Looking back, Flynn was floored by the amount of drawing that was being put out all the time. Paging through the archives, researchers will find all kinds of special sections, which were not “flimsy little things,” Flynn said, “There was so much going on. And each artist worked differently.”
Purnell was recognized for a more elaborate style. Her backgrounds would be detailed with ferns, fauna and an enchanted forest, Flynn recalled. “It just took her a long time to do it. It was always a race to the deadline, whereas someone like Steven [Stipelman] or Robert [Passantino] were just quicker and wiser with their time,” he said.
Block was generally reserved for WWD page one stories, special assignments or ones for W. Block also worked a shorter week, which affected his availability.

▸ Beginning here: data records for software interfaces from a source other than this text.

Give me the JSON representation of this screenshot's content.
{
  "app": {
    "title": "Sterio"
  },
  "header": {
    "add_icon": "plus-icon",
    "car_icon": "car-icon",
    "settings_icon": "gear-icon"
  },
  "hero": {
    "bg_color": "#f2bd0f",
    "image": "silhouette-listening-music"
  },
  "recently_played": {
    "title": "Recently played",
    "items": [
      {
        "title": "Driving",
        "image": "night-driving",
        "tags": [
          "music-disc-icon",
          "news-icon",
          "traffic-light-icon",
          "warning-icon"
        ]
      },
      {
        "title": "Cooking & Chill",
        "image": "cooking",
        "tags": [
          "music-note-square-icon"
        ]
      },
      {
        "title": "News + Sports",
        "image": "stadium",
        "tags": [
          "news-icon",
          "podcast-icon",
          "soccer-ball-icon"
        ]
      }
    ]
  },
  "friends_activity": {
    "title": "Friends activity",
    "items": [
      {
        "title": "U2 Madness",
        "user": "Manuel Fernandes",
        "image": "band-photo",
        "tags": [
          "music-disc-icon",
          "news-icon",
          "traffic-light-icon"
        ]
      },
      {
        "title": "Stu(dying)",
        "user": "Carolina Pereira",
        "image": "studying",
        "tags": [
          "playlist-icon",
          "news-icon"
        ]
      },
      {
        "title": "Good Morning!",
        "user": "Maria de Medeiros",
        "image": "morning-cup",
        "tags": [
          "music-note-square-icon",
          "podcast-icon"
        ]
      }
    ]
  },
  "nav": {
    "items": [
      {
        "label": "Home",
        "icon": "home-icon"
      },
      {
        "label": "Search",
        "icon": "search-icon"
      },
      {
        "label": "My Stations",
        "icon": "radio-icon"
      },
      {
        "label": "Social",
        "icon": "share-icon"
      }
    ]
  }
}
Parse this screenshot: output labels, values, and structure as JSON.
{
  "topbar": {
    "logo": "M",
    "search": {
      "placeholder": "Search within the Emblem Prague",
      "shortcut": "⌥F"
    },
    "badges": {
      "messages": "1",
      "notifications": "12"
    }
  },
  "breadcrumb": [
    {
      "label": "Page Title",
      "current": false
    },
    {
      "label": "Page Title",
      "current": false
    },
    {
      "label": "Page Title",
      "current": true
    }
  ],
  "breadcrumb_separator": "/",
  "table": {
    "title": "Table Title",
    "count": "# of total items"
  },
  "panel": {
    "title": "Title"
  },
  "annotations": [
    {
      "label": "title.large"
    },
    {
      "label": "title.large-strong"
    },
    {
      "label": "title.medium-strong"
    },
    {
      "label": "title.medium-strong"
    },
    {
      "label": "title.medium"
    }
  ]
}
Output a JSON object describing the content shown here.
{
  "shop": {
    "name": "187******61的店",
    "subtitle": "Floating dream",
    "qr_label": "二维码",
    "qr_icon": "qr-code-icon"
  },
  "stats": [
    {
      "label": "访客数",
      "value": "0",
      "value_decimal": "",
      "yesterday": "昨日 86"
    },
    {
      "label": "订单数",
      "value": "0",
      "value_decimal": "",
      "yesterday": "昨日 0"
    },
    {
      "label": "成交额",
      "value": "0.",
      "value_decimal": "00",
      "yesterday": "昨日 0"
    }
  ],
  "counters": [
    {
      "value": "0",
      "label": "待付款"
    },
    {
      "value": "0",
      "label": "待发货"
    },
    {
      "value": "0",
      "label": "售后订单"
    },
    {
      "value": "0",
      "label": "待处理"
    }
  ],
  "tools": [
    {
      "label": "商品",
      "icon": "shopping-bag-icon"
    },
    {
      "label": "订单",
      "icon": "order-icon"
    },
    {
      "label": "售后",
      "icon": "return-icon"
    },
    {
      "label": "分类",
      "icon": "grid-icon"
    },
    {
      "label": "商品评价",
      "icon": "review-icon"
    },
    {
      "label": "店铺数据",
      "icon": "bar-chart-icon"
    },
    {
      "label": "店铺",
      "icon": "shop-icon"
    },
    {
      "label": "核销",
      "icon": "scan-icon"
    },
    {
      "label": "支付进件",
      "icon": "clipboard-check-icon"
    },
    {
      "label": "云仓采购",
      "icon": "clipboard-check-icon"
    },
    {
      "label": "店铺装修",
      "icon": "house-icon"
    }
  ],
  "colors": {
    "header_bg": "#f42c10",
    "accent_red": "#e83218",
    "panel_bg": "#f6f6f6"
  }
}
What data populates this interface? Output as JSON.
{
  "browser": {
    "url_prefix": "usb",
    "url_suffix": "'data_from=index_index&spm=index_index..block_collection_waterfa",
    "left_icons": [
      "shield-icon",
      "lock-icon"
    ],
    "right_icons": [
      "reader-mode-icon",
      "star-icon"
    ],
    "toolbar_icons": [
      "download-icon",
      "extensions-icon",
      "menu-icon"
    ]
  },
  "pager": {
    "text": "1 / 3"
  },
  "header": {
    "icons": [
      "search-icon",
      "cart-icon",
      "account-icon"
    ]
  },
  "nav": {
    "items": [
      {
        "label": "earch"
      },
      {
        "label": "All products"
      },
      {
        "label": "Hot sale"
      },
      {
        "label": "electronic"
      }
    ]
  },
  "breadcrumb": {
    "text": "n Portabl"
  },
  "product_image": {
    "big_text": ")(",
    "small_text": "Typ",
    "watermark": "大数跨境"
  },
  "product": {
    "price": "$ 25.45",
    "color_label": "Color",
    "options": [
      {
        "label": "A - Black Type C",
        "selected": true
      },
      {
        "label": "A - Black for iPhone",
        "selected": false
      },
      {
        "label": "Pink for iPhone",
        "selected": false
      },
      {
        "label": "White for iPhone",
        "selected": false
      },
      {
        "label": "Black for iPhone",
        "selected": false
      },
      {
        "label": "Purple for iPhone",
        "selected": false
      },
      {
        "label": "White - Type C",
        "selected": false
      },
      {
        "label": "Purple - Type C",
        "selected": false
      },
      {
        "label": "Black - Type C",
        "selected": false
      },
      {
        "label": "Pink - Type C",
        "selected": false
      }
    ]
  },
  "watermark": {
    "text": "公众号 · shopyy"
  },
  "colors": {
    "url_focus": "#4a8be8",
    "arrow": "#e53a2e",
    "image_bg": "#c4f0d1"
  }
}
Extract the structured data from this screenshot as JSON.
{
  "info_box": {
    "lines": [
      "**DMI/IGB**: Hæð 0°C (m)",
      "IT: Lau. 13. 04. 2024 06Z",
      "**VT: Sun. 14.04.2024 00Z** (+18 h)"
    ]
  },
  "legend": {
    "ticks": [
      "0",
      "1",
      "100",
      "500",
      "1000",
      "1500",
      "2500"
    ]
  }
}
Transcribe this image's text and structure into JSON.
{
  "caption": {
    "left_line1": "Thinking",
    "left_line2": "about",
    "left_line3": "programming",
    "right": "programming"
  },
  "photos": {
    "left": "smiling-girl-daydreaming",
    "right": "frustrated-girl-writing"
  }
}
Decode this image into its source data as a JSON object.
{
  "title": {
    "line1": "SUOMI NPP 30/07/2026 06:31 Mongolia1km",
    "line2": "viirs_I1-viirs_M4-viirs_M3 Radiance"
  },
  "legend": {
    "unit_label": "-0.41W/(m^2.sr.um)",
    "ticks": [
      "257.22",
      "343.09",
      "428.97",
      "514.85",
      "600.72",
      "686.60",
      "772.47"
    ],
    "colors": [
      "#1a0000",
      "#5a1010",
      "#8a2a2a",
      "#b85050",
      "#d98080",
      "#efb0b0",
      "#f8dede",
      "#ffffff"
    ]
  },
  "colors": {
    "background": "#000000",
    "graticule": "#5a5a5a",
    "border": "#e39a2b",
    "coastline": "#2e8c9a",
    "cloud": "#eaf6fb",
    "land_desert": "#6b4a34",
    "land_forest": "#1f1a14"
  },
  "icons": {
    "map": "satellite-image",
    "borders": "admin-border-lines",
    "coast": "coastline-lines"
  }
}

All of the WWD illustrators had to meet a deadline of 2:30 p.m., which was when the truck departed from the 12th Street offices with all of the artwork for the following day’s newspaper en route to the plant. “There was always something that had to be done, and yeah, it was being done on deadline,” Flynn said.
Combining so many artists in one room also occasionally led to emotions boiling over. Artists, being temperamental people, there “were a lot of egos to be juggled around,” Flynn said.
While 10 a.m. was the official start time, the members of the art department generally staggered in by 11 a.m., depending on what had gone on the night before. Although the artists drifted in at different times, they took the deadlines seriously. Meisel once did a double page spread inspired by P.T. Barnum, a former nightclub that was popular with drag queens and had a circus-like theme where a trapeze artist performed above the dance floor with a net. “It was fashion but he was working in that nightclub. He was good for projects like that because he understood what was going on in the nightlife of New York of the time. It was in beat with what was happening in the city,” Flynn said.
When the puffy-sleeved pirate shirt was in vogue, Meisel did a spread about that fashion trend, Flynn said with admiration.
After WWD relocated to an open newsroom on West 34th Street, the set-up changed with a floor plan that was designed to be like a wheel, with the art departments in the center and the illustrators corralled in an area off of that. Without their own space any more, the atmosphere changed. From the start, it was clear that the new arrangement was not working, Flynn said.
As photography gained steam in the early Nineties, fashion illustration seemed more dated, Flynn said. It was then decided one day that all of the illustrators were let go en masse. Recalling that fateful day sadly, Flynn, who continued to work at WWD until 2014, said each illustrator was informed individually that the department was being disbanded. “Women’s Wear always had that quality of being like a family almost. It has retained that over the years. But when the illustrators were all let go, that was a turning point. Believe me, I’m as big a fan of photography as almost anyone in the world. But it wasn’t quite the same. Sometimes there’s not that warmth that there is in illustration,” he said.